* [DATA EXCERPTS]:
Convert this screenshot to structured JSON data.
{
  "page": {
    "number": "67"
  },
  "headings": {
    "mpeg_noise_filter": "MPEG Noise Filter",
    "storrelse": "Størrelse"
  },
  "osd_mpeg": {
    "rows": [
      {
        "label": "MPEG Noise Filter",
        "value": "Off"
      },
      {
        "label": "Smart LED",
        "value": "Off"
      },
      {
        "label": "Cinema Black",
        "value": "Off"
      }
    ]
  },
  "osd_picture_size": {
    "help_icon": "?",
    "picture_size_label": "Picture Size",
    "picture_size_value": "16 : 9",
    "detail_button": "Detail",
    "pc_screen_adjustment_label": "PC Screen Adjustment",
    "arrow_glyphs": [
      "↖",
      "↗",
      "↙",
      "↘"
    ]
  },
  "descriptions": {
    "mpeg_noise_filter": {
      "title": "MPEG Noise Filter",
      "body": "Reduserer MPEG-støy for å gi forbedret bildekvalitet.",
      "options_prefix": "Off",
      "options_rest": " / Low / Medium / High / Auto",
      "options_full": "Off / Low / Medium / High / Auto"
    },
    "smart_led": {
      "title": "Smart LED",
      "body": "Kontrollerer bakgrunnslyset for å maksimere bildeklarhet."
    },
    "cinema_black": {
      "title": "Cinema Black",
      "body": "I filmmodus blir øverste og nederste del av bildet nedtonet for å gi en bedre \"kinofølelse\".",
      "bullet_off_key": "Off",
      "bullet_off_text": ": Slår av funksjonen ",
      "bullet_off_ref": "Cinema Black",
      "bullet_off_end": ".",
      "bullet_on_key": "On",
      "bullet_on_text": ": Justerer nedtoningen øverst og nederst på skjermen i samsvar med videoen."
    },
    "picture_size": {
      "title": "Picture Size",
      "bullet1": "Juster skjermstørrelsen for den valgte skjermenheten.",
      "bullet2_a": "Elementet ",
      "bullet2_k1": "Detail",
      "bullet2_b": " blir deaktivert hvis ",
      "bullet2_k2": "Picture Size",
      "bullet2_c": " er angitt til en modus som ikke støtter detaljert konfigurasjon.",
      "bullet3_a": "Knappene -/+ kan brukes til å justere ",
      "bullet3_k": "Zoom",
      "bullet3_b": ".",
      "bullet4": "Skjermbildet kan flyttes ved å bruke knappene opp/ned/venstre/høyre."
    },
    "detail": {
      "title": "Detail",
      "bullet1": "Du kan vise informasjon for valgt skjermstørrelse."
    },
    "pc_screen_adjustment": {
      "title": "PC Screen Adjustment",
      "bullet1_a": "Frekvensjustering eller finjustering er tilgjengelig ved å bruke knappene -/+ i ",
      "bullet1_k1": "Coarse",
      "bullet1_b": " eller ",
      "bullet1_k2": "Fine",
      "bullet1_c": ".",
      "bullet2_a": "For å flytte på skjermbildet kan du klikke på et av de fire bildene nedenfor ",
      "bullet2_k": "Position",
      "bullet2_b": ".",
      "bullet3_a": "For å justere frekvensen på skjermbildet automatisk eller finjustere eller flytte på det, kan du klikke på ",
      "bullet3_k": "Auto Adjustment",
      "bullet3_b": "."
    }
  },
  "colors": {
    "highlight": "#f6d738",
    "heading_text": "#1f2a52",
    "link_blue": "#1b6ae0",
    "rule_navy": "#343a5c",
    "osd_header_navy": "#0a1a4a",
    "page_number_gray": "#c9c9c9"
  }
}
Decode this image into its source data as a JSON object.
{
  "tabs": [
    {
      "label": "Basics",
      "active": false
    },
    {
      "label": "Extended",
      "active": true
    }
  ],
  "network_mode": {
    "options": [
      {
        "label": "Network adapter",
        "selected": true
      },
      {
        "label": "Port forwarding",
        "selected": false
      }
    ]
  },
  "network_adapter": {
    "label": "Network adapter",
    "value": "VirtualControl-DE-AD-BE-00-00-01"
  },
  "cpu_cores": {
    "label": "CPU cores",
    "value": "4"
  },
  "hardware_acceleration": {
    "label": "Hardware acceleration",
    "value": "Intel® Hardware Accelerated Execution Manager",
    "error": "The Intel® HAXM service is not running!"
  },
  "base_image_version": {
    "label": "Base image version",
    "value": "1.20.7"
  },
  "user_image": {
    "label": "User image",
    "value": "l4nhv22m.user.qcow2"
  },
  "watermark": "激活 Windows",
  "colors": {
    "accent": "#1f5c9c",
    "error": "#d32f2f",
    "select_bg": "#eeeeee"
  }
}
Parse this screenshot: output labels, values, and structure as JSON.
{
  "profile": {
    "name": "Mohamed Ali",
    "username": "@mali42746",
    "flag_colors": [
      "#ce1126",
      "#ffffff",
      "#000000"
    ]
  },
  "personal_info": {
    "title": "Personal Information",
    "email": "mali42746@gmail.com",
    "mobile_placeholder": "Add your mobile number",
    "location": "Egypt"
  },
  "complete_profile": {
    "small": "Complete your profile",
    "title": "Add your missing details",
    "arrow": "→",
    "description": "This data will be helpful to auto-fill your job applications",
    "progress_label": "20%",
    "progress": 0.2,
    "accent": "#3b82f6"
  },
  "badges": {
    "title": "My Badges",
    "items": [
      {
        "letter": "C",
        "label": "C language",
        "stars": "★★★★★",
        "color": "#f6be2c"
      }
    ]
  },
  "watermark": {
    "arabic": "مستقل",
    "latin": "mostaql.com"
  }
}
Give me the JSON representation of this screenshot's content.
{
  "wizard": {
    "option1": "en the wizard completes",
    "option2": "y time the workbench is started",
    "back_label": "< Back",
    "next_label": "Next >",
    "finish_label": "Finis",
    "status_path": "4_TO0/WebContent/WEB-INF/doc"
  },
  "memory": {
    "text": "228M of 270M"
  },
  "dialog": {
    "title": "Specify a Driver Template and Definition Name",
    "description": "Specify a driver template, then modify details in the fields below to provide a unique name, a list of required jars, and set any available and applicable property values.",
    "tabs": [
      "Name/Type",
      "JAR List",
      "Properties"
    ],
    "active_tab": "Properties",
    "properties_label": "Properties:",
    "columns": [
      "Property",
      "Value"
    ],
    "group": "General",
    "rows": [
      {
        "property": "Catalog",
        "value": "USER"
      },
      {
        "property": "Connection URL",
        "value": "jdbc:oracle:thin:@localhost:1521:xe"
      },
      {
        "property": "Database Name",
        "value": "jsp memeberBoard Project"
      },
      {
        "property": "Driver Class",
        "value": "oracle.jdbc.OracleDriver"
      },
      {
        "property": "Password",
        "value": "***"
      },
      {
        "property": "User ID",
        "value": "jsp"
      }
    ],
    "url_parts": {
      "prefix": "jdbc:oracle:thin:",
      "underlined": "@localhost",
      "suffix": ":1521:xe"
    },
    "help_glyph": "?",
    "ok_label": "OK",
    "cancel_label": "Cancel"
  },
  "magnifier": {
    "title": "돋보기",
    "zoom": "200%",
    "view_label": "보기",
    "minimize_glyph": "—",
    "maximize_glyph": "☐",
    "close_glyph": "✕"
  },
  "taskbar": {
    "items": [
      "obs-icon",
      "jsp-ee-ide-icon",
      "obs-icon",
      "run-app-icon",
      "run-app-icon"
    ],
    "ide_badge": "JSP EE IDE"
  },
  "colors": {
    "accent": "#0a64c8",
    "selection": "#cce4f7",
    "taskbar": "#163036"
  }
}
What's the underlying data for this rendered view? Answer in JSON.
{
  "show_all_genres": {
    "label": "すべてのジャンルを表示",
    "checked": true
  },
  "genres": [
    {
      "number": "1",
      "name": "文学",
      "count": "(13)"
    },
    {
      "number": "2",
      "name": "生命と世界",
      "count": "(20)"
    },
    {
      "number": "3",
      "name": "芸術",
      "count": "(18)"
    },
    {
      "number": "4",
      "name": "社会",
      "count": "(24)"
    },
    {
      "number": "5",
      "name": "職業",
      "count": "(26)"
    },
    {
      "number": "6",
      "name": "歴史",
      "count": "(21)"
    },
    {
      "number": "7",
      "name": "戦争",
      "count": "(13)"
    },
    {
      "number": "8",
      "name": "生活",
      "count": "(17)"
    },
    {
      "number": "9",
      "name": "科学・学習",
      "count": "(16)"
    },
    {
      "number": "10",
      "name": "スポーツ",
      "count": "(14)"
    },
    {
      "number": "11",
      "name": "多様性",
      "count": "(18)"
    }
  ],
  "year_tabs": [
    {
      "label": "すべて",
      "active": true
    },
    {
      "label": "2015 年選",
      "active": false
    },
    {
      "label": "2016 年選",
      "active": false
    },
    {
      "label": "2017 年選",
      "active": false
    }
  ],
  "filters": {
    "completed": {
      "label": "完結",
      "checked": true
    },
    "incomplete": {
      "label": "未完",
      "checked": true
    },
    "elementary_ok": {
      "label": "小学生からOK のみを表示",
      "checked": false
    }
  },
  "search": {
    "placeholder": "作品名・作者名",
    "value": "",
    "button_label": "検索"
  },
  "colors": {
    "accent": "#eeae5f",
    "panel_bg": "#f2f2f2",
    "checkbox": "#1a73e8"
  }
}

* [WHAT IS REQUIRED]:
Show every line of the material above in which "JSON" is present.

* [COMPLETED TASK]:
Convert this screenshot to structured JSON data.
Decode this image into its source data as a JSON object.
Parse this screenshot: output labels, values, and structure as JSON.
Give me the JSON representation of this screenshot's content.
What's the underlying data for this rendered view? Answer in JSON.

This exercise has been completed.